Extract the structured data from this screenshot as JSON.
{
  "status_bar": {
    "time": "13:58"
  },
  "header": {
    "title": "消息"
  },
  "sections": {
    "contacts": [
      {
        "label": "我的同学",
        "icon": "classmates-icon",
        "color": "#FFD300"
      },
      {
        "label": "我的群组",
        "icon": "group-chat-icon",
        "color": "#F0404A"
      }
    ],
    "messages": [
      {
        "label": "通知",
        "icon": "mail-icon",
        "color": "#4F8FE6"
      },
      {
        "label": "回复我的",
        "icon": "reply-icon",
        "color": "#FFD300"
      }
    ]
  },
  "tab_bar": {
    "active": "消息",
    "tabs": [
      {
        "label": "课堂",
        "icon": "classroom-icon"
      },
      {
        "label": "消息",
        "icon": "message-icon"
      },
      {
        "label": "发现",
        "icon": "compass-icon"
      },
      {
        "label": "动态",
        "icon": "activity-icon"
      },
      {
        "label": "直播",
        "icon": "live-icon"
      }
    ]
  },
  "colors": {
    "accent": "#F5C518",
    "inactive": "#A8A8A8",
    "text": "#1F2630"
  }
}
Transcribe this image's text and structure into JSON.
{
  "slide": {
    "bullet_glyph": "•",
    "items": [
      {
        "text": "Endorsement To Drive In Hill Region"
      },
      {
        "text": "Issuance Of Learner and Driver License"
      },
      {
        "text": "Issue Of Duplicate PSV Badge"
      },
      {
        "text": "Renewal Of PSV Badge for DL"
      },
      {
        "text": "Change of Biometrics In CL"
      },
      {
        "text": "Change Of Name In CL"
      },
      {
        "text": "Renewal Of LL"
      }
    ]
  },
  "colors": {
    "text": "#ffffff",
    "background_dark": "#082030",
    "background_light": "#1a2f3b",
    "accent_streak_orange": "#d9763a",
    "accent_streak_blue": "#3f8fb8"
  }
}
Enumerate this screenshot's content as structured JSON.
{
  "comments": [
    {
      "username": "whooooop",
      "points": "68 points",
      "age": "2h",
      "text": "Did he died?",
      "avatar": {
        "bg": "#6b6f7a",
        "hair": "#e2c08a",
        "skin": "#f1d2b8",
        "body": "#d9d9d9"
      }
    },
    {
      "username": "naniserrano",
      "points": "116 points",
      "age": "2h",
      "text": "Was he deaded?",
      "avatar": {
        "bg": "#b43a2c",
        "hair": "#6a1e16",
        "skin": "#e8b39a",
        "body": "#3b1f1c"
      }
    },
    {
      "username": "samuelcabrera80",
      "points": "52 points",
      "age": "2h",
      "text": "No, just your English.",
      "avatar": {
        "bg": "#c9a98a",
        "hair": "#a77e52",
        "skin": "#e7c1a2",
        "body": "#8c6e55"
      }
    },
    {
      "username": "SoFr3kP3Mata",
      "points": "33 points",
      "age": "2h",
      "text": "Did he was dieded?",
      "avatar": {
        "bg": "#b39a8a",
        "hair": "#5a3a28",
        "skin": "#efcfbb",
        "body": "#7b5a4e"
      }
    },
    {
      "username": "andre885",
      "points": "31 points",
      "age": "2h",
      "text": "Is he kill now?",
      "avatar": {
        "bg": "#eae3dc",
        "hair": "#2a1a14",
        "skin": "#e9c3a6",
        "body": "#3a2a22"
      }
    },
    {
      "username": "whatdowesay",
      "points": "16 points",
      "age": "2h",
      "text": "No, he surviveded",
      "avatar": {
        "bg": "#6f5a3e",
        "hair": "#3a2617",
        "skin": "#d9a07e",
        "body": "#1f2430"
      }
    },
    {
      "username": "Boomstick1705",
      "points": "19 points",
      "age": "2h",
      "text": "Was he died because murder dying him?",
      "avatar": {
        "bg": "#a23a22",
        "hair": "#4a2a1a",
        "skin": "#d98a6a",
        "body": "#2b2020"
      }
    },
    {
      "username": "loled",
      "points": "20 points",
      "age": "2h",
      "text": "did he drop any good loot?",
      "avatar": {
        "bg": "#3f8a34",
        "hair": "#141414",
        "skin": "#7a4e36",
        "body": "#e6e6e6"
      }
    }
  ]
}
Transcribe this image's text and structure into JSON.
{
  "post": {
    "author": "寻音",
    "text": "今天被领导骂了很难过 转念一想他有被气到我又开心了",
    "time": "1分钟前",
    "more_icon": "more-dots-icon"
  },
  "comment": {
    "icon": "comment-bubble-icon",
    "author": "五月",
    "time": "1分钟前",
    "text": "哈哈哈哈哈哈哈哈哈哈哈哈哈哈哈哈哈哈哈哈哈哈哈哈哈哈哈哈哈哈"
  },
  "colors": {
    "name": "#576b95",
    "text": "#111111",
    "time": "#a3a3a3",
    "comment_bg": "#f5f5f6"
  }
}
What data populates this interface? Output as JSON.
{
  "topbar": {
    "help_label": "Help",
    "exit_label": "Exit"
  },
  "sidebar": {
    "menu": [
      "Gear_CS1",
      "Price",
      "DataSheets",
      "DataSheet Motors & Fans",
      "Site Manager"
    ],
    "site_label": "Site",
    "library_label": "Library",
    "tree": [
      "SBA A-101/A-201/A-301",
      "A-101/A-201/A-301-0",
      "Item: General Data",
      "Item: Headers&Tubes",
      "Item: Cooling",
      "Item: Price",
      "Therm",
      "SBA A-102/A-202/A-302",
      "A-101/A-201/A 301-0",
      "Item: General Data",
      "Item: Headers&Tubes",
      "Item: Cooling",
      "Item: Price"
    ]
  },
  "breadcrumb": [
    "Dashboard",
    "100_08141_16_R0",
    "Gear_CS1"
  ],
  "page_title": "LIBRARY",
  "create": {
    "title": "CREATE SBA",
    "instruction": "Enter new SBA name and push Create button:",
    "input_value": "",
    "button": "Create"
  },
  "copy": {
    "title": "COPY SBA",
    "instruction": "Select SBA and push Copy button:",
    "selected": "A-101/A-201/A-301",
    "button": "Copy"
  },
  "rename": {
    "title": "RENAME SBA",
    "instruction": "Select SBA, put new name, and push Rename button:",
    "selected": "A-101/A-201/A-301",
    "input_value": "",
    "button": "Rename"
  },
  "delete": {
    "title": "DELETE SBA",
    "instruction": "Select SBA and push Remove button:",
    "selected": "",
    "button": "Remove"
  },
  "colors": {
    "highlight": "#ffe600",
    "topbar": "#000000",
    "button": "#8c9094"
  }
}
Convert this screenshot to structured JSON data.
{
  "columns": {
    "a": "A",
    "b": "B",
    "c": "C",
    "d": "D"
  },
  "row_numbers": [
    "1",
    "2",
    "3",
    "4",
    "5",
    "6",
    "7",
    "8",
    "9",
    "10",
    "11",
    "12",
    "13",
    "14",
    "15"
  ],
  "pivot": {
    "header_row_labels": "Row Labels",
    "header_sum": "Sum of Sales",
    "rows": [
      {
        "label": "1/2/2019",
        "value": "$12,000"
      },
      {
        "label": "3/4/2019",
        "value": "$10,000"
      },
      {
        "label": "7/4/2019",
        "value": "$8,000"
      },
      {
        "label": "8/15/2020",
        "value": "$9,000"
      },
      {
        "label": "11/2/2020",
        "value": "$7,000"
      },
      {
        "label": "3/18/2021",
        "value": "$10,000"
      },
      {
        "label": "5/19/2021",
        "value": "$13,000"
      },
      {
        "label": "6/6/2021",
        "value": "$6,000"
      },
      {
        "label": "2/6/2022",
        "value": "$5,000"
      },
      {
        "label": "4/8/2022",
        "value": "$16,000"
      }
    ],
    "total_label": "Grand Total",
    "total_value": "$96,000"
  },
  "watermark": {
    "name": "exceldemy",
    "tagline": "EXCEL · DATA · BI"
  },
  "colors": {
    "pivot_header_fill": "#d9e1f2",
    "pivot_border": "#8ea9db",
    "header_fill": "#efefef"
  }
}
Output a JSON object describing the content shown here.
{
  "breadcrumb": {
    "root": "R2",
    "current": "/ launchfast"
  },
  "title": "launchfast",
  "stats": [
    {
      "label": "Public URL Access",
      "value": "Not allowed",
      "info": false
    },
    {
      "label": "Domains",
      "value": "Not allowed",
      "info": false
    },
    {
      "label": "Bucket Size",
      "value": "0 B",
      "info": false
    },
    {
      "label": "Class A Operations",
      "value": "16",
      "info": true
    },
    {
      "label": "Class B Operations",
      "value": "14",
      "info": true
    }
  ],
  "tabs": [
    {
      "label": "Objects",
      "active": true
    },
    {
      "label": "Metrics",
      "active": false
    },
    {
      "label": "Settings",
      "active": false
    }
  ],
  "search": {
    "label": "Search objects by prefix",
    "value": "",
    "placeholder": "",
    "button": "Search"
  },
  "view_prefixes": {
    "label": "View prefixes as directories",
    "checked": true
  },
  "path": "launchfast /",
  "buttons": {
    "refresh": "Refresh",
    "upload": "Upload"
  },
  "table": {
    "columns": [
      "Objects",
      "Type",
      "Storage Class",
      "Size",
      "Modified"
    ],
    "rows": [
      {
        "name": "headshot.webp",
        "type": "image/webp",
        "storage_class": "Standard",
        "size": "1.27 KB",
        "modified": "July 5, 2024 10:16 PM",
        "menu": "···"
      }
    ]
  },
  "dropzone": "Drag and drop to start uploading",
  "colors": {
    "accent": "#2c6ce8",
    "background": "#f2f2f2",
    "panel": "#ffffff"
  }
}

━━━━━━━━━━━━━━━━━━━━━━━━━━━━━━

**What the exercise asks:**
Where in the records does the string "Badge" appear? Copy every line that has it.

**Response area:**
        "text": "Issue Of Duplicate PSV Badge"
        "text": "Renewal Of PSV Badge for DL"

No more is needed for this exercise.